**ACTION ITEM:**
Scan the lines below for the word "Domain". Copy each line you find it in.

----

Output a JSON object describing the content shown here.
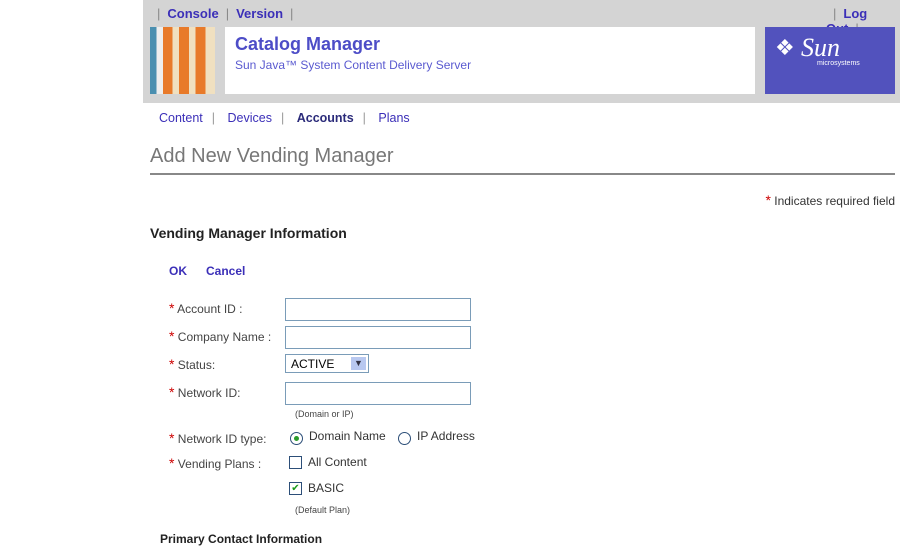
{
  "header": {
    "links_left": [
      "Console",
      "Version"
    ],
    "logout": "Log Out",
    "title": "Catalog Manager",
    "subtitle": "Sun Java™ System Content Delivery Server",
    "logo": "Sun microsystems"
  },
  "nav": {
    "items": [
      "Content",
      "Devices",
      "Accounts",
      "Plans"
    ],
    "active": "Accounts"
  },
  "page": {
    "title": "Add New Vending Manager",
    "required_note": "Indicates required field",
    "section": "Vending Manager Information",
    "ok": "OK",
    "cancel": "Cancel",
    "subsection": "Primary Contact Information"
  },
  "form": {
    "account_id": {
      "label": "Account ID :",
      "value": ""
    },
    "company_name": {
      "label": "Company Name :",
      "value": ""
    },
    "status": {
      "label": "Status:",
      "value": "ACTIVE"
    },
    "network_id": {
      "label": "Network ID:",
      "value": "",
      "hint": "(Domain or IP)"
    },
    "network_id_type": {
      "label": "Network ID type:",
      "options": [
        "Domain Name",
        "IP Address"
      ],
      "selected": "Domain Name"
    },
    "vending_plans": {
      "label": "Vending Plans :",
      "options": [
        {
          "label": "All Content",
          "checked": false
        },
        {
          "label": "BASIC",
          "checked": true
        }
      ],
      "hint": "(Default Plan)"
    }
  },
  "colors": {
    "link": "#3b2fb8",
    "header_bg": "#d4d4d4",
    "logo_bg": "#5252bd",
    "required": "#cc0000"
  }
}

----

**PROBLEM SOLUTION:**
      "hint": "(Domain or IP)"
        "Domain Name",
      "selected": "Domain Name"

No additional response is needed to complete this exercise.